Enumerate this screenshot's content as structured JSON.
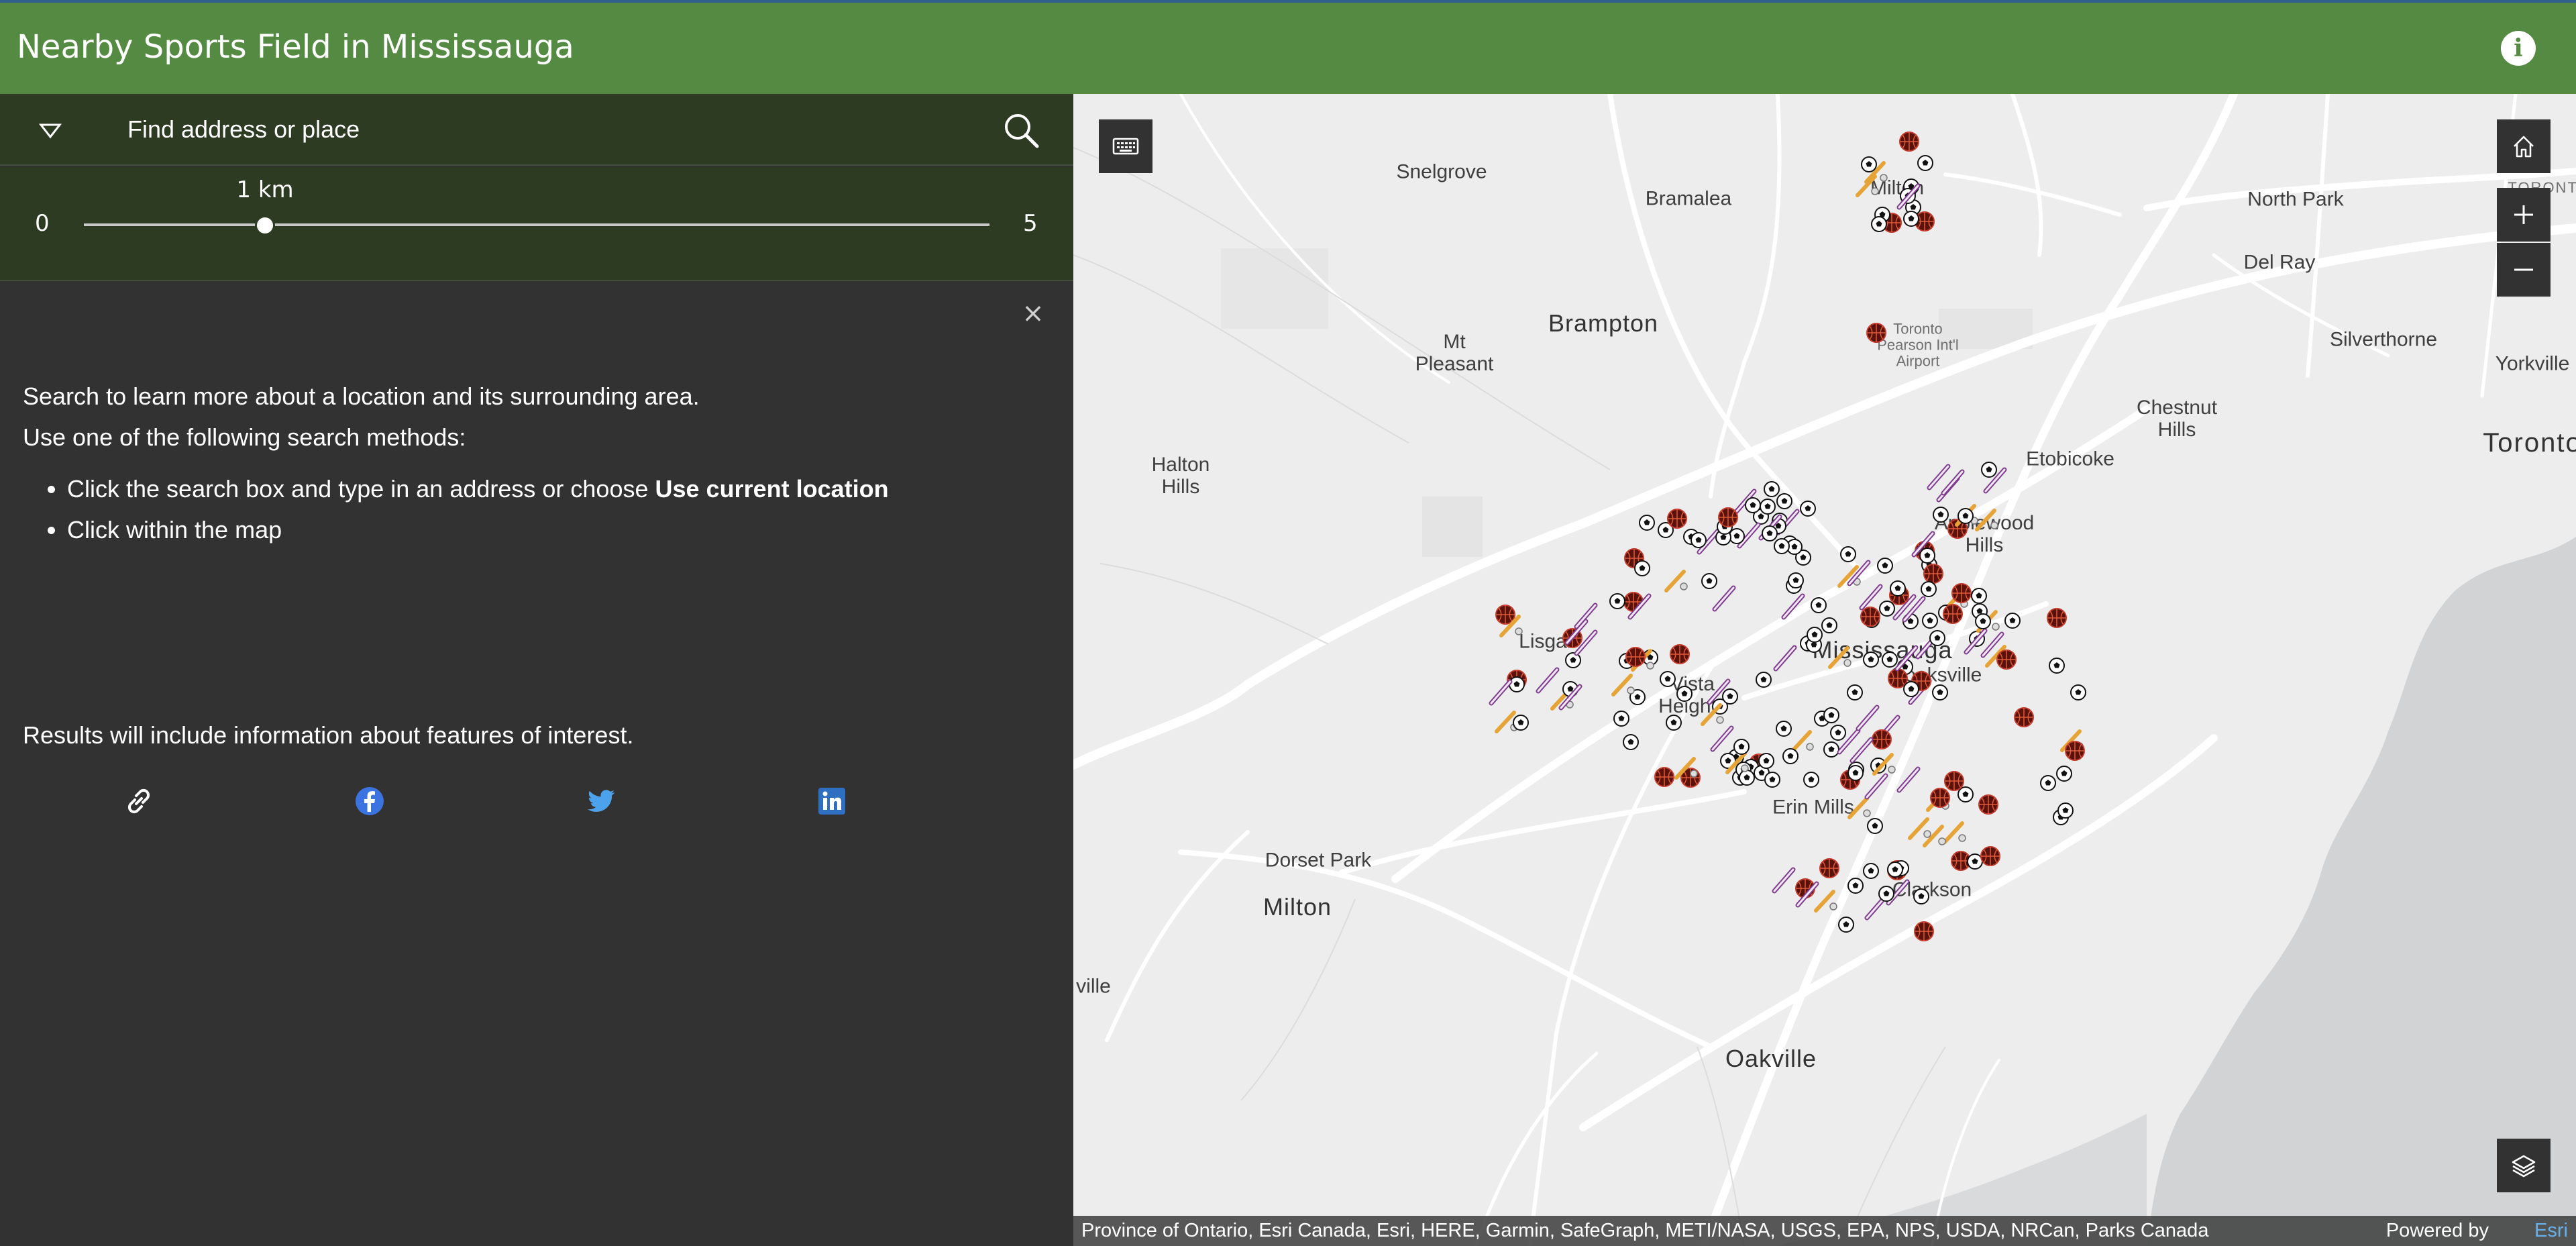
{
  "header": {
    "title": "Nearby Sports Field in Mississauga",
    "info_icon": "info-icon"
  },
  "search": {
    "placeholder": "Find address or place",
    "value": ""
  },
  "slider": {
    "min_label": "0",
    "max_label": "5",
    "value_label": "1 km",
    "min": 0,
    "max": 5,
    "value": 1
  },
  "panel": {
    "line1": "Search to learn more about a location and its surrounding area.",
    "line2": "Use one of the following search methods:",
    "bullet1_prefix": "Click the search box and type in an address or choose ",
    "bullet1_bold": "Use current location",
    "bullet2": "Click within the map",
    "results_note": "Results will include information about features of interest."
  },
  "share": [
    "link-icon",
    "facebook-icon",
    "twitter-icon",
    "linkedin-icon"
  ],
  "map_labels": {
    "snelgrove": "Snelgrove",
    "bramalea": "Bramalea",
    "brampton": "Brampton",
    "mt_pleasant": "Mt\nPleasant",
    "halton_hills": "Halton\nHills",
    "milton_n": "Milton",
    "airport": "Toronto\nPearson Int'l\nAirport",
    "north_park": "North Park",
    "del_ray": "Del Ray",
    "silverthorne": "Silverthorne",
    "yorkville": "Yorkville",
    "toronto": "Toronto",
    "toronto_small": "TORONTO",
    "chestnut_hills": "Chestnut\nHills",
    "etobicoke": "Etobicoke",
    "applewood_hills": "Applewood\nHills",
    "lisgar": "Lisgar",
    "mississauga": "Mississauga",
    "cooksville": "Cooksville",
    "vista_heights": "Vista\nHeights",
    "erin_mills": "Erin Mills",
    "dorset_park": "Dorset Park",
    "milton": "Milton",
    "clarkson": "Clarkson",
    "oakville": "Oakville",
    "ville": "ville"
  },
  "map_controls": [
    "keyboard-icon",
    "home-icon",
    "zoom-in-icon",
    "zoom-out-icon",
    "layers-icon"
  ],
  "attribution": {
    "text": "Province of Ontario, Esri Canada, Esri, HERE, Garmin, SafeGraph, METI/NASA, USGS, EPA, NPS, USDA, NRCan, Parks Canada",
    "powered_by": "Powered by",
    "esri": "Esri"
  },
  "colors": {
    "header": "#548a42",
    "search_bar": "#2c3b22",
    "panel": "#323232",
    "link": "#6ab0e8"
  }
}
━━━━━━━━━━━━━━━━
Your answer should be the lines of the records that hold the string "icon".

    "info_icon": "info-icon"
    "link-icon",
    "facebook-icon",
    "twitter-icon",
    "linkedin-icon"
    "keyboard-icon",
    "home-icon",
    "zoom-in-icon",
    "zoom-out-icon",
    "layers-icon"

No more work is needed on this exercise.